Could you return the data below exactly as it appears?

____ Supplied material

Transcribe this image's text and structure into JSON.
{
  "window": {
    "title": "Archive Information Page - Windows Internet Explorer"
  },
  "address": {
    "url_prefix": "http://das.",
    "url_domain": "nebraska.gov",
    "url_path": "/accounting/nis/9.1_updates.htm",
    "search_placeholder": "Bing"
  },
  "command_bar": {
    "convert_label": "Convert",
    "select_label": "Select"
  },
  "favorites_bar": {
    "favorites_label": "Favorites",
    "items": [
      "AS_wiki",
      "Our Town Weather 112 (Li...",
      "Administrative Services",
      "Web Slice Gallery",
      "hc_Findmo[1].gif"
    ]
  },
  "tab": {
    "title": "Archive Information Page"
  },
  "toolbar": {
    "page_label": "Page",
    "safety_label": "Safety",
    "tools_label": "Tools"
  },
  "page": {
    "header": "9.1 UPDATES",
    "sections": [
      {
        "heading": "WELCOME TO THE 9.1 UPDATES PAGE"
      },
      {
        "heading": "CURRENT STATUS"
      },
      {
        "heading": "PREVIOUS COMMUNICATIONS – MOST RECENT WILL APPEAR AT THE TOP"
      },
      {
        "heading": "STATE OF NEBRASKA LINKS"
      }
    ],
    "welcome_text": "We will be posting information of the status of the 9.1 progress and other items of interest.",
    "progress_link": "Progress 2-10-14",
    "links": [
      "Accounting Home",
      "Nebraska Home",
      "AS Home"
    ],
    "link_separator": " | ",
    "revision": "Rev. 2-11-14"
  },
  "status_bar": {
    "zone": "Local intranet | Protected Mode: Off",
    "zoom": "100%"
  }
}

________

Answer box:
Transcribe this image's text and structure into JSON.
{
  "window": {
    "title": "Archive Information Page - Windows Internet Explorer"
  },
  "address": {
    "url_prefix": "http://das.",
    "url_domain": "nebraska.gov",
    "url_path": "/accounting/nis/9.1_updates.htm",
    "search_placeholder": "Bing"
  },
  "command_bar": {
    "convert_label": "Convert",
    "select_label": "Select"
  },
  "favorites_bar": {
    "favorites_label": "Favorites",
    "items": [
      "AS_wiki",
      "Our Town Weather 112 (Li...",
      "Administrative Services",
      "Web Slice Gallery",
      "hc_Findmo[1].gif"
    ]
  },
  "tab": {
    "title": "Archive Information Page"
  },
  "toolbar": {
    "page_label": "Page",
    "safety_label": "Safety",
    "tools_label": "Tools"
  },
  "page": {
    "header": "9.1 UPDATES",
    "sections": [
      {
        "heading": "WELCOME TO THE 9.1 UPDATES PAGE"
      },
      {
        "heading": "CURRENT STATUS"
      },
      {
        "heading": "PREVIOUS COMMUNICATIONS – MOST RECENT WILL APPEAR AT THE TOP"
      },
      {
        "heading": "STATE OF NEBRASKA LINKS"
      }
    ],
    "welcome_text": "We will be posting information of the status of the 9.1 progress and other items of interest.",
    "progress_link": "Progress 2-10-14",
    "links": [
      "Accounting Home",
      "Nebraska Home",
      "AS Home"
    ],
    "link_separator": " | ",
    "revision": "Rev. 2-11-14"
  },
  "status_bar": {
    "zone": "Local intranet | Protected Mode: Off",
    "zoom": "100%"
  }
}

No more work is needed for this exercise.